The hallmarks of the GTA series are all present, from the way the story is structured, to the explosive set pieces, use of stereotypes and humorous observations.
And while we would be hesitant to say that this is a more mature Grand Theft Auto, it's certainly a new high for a series that has grown in confidence with each new instalment.
With a great cast, a huge list of missions and activities, some novel new gameplay additions and one of the most stunning environments we've ever explored, Grand Theft Auto 5 is a masterpiece and a hugely impressive technological achievement.
GTA 5 is a bridge between games' present and the future
Rockstar has expanded and improved upon so much of what's special about video games as mainstream spectacles, from the playful use of characters to the refined take on world design. The developer's progress makes the aspects of the game left in cultural stasis — the poorly drawn women, the empty cynicism, the unnecessarily excessive cruelty — especially agitating.

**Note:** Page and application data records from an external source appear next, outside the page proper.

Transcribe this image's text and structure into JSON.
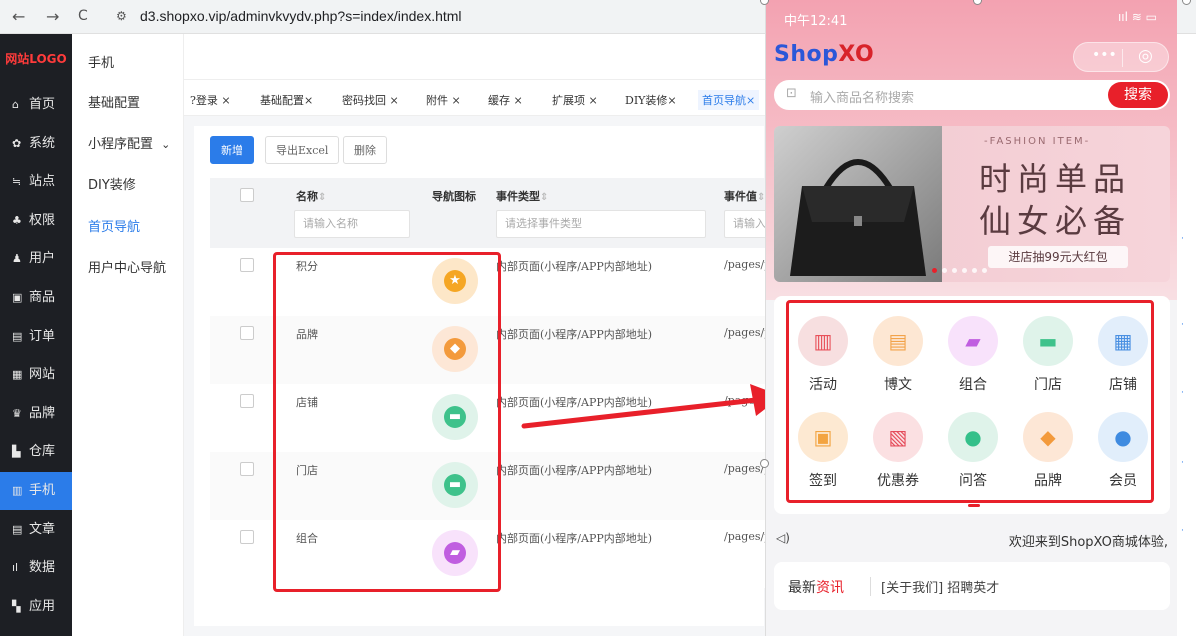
{
  "browser": {
    "url": "d3.shopxo.vip/adminvkvydv.php?s=index/index.html",
    "back": "←",
    "forward": "→",
    "reload": "C"
  },
  "sidebar": {
    "logo": "网站LOGO",
    "items": [
      {
        "icon": "home-icon",
        "glyph": "⌂",
        "label": "首页"
      },
      {
        "icon": "gear-icon",
        "glyph": "✿",
        "label": "系统"
      },
      {
        "icon": "sliders-icon",
        "glyph": "≒",
        "label": "站点"
      },
      {
        "icon": "user-lock-icon",
        "glyph": "♣",
        "label": "权限"
      },
      {
        "icon": "user-icon",
        "glyph": "♟",
        "label": "用户"
      },
      {
        "icon": "box-icon",
        "glyph": "▣",
        "label": "商品"
      },
      {
        "icon": "order-icon",
        "glyph": "▤",
        "label": "订单"
      },
      {
        "icon": "monitor-icon",
        "glyph": "▦",
        "label": "网站"
      },
      {
        "icon": "brand-icon",
        "glyph": "♛",
        "label": "品牌"
      },
      {
        "icon": "warehouse-icon",
        "glyph": "▙",
        "label": "仓库"
      },
      {
        "icon": "phone-icon",
        "glyph": "▥",
        "label": "手机"
      },
      {
        "icon": "article-icon",
        "glyph": "▤",
        "label": "文章"
      },
      {
        "icon": "chart-icon",
        "glyph": "ıl",
        "label": "数据"
      },
      {
        "icon": "apps-icon",
        "glyph": "▚",
        "label": "应用"
      }
    ],
    "active_index": 10
  },
  "submenu": {
    "title": "手机",
    "items": [
      "基础配置",
      "小程序配置",
      "DIY装修",
      "首页导航",
      "用户中心导航"
    ],
    "expand_glyph": "⌄",
    "active_index": 3
  },
  "tabs": [
    {
      "label": "?登录 ×"
    },
    {
      "label": "基础配置×"
    },
    {
      "label": "密码找回 ×"
    },
    {
      "label": "附件 ×"
    },
    {
      "label": "缓存 ×"
    },
    {
      "label": "扩展项 ×"
    },
    {
      "label": "DIY装修×"
    },
    {
      "label": "首页导航×"
    }
  ],
  "toolbar": {
    "add_label": "新增",
    "export_label": "导出Excel",
    "delete_label": "删除"
  },
  "table": {
    "headers": {
      "name": "名称",
      "icon": "导航图标",
      "event_type": "事件类型",
      "event_value": "事件值"
    },
    "sort_glyph": "⇕",
    "filters": {
      "name_placeholder": "请输入名称",
      "event_type_placeholder": "请选择事件类型",
      "event_value_placeholder": "请输入"
    },
    "rows": [
      {
        "name": "积分",
        "icon": "points-icon",
        "event_type": "内部页面(小程序/APP内部地址)",
        "event_value": "/pages/plu"
      },
      {
        "name": "品牌",
        "icon": "diamond-icon",
        "event_type": "内部页面(小程序/APP内部地址)",
        "event_value": "/pages/plu"
      },
      {
        "name": "店铺",
        "icon": "store-icon",
        "event_type": "内部页面(小程序/APP内部地址)",
        "event_value": "/pages/plu"
      },
      {
        "name": "门店",
        "icon": "store-icon",
        "event_type": "内部页面(小程序/APP内部地址)",
        "event_value": "/pages/plu"
      },
      {
        "name": "组合",
        "icon": "combo-icon",
        "event_type": "内部页面(小程序/APP内部地址)",
        "event_value": "/pages/plu"
      }
    ]
  },
  "phone": {
    "status_time": "中午12:41",
    "status_right": "ııl ≋ ▭",
    "brand_a": "Shop",
    "brand_b": "XO",
    "capsule_dots": "•••",
    "capsule_target": "◎",
    "search_placeholder": "输入商品名称搜索",
    "search_button": "搜索",
    "scan_glyph": "⊡",
    "banner": {
      "small": "-FASHION ITEM-",
      "line1": "时尚单品",
      "line2": "仙女必备",
      "button": "进店抽99元大红包"
    },
    "nav": [
      {
        "label": "活动",
        "icon": "gift-icon",
        "color": "#f7dfe0",
        "fg": "#e8515a"
      },
      {
        "label": "博文",
        "icon": "doc-icon",
        "color": "#fde7d3",
        "fg": "#f2a34a"
      },
      {
        "label": "组合",
        "icon": "combo-icon",
        "color": "#f8e2fb",
        "fg": "#c05ee0"
      },
      {
        "label": "门店",
        "icon": "store-icon",
        "color": "#dff3ea",
        "fg": "#3ec28b"
      },
      {
        "label": "店铺",
        "icon": "shop-icon",
        "color": "#e2eefb",
        "fg": "#4a90e2"
      },
      {
        "label": "签到",
        "icon": "calendar-icon",
        "color": "#fde9d2",
        "fg": "#f3a441"
      },
      {
        "label": "优惠券",
        "icon": "coupon-icon",
        "color": "#fbe0e2",
        "fg": "#e54b5a"
      },
      {
        "label": "问答",
        "icon": "bulb-icon",
        "color": "#dff3ea",
        "fg": "#34c08a"
      },
      {
        "label": "品牌",
        "icon": "diamond-icon",
        "color": "#fde7d6",
        "fg": "#f39a3c"
      },
      {
        "label": "会员",
        "icon": "member-icon",
        "color": "#e1eefb",
        "fg": "#3f8be0"
      }
    ],
    "notice_icon": "◁)",
    "notice": "欢迎来到ShopXO商城体验,",
    "news_title_a": "最新",
    "news_title_b": "资讯",
    "news_text": "[关于我们] 招聘英才"
  },
  "colors": {
    "accent": "#2b7ce9",
    "highlight": "#e8202a",
    "sidebar_bg": "#1d1f24"
  }
}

It's fitting that the game arrives at the cusp of the next generation of consoles. Grand Theft Auto 5 is the closure of this generation, and the benchmark for the next. Here is a game caught occasionally for the worst, but overwhelmingly for the better, between the present and the future.
Grand Theft Auto 5 is an ambitious game, attempting to meld three very different characters together to tell one encompassing story of survival in what amounts to the worst place in America. That story stumbles, but the open-ended gameplay remains a showpiece for the vast amount of content that can be poured into a virtual world.
Grand Theft Auto V is both a reflective and deflective game, diving into the heart of the GTA series with more than a few subtle things to say about itself. Michael is tired, and old, and wants to change, but he can't, and eventually he grows to accept and even enjoy that. Franklin is smarter than his surroundings, dreaming big but held back by old fashioned ideas. Trevor is hilarious, surprising, and a disgusting degenerate. All three characters, in their respective ways, feel representative of the Grand Theft Auto series as a whole, and contribute to making GTA V what it is -- the ultimate culmination of Rockstar's beloved and despised series. Personally, I think that's a fine thing to be.
GTA5 may not be the Hollywood-beating crime story it wants to be, then, but it's the best video game it's ever been, and I'll take that.
GTA V is an imperfect yet astounding game that has great characters and an innovative and exciting narrative structure, even if the story it uses that structure to tell is hobbled at times by inconsistent character behavior, muddled political messages and rampant misogyny. It also raises the bar for open-world mission design in a big way and has one of the most beautiful, lively, diverse and stimulating worlds ever seen in a game. Your time in Los Santos may leave you with a few psychological scars, but you shouldn’t let that stop you from visiting.
If only the morally reprehensible script written by Dan Houser lived up to the achievements in game-making that Grand Theft Auto V otherwise embodies, it would be not just the game of the year but of the decade. Unfortunately, you can only hear a character say "&^%@ you, Mother&*^%er" so many times before it starts to grate on you. You can only embody a vicious psychopath a short time before it becomes boring, at best, and soul-crushing, at worst. Forcing players to murder people, not in a gamey "I killed you to complete a goal" way that defines this medium, but in a terrorizing and demeaning way, is not what will make videogames great. Rockstar had a chance to elevate, and they wasted it on portraying characters you don't want to spend five minutes with, let alone the hours it would take to play through the game's story.